It was a fireless locomotive which means that it had a steam accumulator rather than a boiler and was charged up with steam from a stationary boiler. It also meant that there was no chance of it starting a fire.
The Salt End site was opened in May 1914 when the North Eastern Railway Company built jetties connected to its railway system one mile away at King George Dock. Herbert Green & Co built a plant at Salt End, near Hull, to produce alcohol from fermentation of molasses with subsequent distillation. In 1925 the plant was acquired by the Distillers Company Limited which had been formed in 1877 by a combination of six Scotch whisky distilleries. The distillery at Salt End was bought by BP in 1967

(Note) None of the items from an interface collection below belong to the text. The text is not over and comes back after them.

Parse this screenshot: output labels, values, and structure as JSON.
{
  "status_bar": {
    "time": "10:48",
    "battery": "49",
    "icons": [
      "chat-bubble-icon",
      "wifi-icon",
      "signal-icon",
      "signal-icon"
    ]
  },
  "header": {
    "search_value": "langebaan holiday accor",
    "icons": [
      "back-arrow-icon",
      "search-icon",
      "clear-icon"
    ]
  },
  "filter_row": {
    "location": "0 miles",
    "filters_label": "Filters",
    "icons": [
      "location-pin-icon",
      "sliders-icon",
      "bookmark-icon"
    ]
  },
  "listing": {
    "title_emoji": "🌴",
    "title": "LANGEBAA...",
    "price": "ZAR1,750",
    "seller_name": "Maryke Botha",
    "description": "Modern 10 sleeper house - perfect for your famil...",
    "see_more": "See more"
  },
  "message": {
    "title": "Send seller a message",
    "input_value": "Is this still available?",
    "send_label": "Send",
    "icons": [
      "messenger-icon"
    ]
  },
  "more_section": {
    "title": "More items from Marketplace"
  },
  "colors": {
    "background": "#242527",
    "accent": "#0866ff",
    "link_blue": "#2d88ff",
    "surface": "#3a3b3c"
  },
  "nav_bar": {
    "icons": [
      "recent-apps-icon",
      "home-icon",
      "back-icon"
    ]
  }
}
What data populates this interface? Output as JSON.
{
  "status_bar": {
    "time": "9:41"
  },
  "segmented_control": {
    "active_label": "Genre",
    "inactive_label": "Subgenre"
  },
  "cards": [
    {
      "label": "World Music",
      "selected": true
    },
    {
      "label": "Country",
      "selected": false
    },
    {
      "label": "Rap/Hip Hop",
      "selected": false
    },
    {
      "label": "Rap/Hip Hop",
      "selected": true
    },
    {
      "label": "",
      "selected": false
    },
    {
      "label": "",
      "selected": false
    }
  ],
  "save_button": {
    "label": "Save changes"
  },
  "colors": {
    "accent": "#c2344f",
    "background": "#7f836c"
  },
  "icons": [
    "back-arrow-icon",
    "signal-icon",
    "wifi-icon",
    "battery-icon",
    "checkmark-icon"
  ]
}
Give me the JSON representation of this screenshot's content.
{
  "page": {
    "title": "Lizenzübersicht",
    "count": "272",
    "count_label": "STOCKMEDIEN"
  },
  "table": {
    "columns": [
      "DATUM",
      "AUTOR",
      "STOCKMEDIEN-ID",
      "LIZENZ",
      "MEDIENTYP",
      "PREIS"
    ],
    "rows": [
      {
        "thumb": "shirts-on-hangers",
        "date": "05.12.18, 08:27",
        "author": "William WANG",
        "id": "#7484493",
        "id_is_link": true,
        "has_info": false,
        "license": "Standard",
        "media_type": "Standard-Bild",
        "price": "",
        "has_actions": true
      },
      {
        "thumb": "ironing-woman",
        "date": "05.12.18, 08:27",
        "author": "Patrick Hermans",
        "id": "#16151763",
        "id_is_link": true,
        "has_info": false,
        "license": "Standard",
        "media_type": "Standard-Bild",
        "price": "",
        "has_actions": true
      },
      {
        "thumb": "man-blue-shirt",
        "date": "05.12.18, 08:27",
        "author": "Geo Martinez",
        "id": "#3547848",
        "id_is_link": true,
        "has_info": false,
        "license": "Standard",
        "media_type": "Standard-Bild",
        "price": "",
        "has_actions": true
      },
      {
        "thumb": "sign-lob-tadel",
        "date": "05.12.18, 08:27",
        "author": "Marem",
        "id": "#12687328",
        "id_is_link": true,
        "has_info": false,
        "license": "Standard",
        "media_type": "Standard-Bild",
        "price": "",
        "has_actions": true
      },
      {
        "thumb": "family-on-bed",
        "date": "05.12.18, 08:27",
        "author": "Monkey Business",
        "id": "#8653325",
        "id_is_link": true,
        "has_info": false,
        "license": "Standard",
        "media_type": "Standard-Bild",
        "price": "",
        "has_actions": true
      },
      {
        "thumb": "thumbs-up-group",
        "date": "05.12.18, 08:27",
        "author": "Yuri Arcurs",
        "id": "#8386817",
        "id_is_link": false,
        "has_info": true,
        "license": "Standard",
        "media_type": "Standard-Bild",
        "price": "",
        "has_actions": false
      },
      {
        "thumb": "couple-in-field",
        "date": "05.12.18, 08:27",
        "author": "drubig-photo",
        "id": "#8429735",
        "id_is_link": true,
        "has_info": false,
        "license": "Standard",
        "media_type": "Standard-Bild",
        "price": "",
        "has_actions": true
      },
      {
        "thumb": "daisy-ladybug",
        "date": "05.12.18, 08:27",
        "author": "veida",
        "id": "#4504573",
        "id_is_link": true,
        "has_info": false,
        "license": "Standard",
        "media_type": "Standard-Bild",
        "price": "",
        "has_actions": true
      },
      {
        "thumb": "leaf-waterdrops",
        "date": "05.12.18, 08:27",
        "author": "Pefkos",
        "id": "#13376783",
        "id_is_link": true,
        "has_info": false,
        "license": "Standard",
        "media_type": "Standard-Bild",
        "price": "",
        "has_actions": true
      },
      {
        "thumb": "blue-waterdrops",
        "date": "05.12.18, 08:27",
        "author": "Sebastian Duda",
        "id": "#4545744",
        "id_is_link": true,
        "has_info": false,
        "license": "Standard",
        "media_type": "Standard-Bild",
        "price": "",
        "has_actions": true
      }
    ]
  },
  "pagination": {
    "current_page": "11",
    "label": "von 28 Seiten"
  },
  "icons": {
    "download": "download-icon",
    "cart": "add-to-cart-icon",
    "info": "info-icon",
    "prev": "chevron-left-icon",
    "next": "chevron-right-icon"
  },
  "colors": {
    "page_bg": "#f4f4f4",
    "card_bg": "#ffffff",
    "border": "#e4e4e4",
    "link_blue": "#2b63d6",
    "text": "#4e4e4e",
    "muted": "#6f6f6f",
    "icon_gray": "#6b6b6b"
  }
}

At some stage the locomotive moved from the distillery at Salt End to the at Procter & Gamble the soap manufacturer at West Thurrock on the River Thames in Essex.
In late 1979 the locomotive moved to the North Norfolk Railway and was put on display at Sheringham station for a number of years.
Around 2004 it moved to a private site at Holt Farm, Broughton Astley, Leicestershire
In September 2008, it moved four miles to Blaby, Leicestershire. Here it was placed on a plinth in a field alongside the Leicester-Birmingham railway line. It was used in a semi-derelict and unmaintained manner, to publicise a campaign to re-open Blaby railway station.
The locomotive is now stored at the Wakes Showground near Blaby, Leicestershire.